Given entries →
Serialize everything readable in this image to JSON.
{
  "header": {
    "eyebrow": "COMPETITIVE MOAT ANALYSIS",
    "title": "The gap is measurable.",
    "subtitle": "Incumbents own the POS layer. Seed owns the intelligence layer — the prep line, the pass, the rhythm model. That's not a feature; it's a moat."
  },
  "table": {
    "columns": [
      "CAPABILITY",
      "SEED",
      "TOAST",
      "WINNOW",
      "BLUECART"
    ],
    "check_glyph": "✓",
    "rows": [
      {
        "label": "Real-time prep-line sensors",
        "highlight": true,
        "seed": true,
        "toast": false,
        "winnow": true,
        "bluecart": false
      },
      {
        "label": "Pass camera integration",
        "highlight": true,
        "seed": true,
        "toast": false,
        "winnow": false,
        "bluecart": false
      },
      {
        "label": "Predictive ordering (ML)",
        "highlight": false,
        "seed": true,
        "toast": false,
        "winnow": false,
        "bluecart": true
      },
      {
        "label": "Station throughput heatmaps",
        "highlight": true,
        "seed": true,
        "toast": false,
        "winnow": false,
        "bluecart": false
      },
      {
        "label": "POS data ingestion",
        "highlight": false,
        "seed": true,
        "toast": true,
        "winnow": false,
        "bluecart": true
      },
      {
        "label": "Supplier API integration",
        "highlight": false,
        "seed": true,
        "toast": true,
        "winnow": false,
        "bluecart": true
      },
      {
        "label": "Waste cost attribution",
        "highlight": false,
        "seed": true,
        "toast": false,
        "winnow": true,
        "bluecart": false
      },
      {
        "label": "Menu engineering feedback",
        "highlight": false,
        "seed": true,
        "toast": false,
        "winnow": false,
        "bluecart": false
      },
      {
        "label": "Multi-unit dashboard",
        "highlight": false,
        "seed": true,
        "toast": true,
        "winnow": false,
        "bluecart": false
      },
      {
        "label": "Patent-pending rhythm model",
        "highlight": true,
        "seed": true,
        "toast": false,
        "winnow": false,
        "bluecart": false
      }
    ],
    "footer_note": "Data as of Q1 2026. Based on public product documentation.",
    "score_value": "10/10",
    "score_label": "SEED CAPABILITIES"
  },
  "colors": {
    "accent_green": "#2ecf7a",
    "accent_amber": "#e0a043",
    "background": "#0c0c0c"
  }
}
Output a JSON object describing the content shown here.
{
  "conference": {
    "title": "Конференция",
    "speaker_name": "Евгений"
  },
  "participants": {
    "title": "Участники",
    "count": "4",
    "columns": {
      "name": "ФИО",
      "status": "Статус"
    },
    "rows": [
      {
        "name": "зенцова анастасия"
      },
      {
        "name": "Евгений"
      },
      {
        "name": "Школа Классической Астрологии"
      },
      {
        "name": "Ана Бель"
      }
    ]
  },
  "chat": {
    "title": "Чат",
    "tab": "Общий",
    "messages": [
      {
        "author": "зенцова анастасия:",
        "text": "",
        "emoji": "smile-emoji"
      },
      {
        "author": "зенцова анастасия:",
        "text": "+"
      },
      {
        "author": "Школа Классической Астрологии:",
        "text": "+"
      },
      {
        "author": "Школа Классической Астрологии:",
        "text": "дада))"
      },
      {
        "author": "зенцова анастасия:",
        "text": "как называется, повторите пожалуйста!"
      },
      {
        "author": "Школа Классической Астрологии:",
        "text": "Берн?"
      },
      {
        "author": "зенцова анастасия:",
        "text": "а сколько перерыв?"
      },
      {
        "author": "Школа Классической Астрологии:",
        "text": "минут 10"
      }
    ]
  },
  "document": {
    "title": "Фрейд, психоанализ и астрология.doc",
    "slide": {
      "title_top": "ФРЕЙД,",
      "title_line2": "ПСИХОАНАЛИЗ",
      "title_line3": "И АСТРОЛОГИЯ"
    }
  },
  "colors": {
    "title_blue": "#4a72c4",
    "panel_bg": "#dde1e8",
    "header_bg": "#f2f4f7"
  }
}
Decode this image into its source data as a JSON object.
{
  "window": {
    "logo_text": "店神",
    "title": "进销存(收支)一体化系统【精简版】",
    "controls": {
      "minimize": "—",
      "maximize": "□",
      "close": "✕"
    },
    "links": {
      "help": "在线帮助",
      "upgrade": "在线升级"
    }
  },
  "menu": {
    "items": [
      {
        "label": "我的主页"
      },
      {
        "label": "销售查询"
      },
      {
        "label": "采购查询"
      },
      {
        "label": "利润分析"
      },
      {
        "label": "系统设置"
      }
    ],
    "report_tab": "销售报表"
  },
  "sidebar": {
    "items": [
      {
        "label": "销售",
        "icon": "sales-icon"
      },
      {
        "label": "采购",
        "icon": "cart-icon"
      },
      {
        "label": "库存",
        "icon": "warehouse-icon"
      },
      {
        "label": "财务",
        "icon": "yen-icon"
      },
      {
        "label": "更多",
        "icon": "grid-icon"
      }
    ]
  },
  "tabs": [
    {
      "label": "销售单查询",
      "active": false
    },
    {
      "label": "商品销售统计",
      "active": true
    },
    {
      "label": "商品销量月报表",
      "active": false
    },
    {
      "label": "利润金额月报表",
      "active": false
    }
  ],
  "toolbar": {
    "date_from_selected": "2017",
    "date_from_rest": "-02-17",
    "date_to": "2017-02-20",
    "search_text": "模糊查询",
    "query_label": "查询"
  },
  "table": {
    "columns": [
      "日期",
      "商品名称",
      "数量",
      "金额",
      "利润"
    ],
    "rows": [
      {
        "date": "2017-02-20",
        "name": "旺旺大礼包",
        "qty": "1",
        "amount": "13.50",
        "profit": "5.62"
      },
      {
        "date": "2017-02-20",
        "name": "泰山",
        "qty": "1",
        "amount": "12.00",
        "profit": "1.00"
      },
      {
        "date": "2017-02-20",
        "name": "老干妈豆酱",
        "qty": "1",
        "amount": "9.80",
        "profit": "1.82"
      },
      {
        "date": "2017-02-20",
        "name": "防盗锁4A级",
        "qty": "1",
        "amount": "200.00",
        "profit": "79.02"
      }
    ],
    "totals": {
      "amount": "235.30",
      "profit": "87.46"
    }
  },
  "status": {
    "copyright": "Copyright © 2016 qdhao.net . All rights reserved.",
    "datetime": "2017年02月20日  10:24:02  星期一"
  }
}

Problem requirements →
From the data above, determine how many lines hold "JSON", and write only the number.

Answer for the task →
3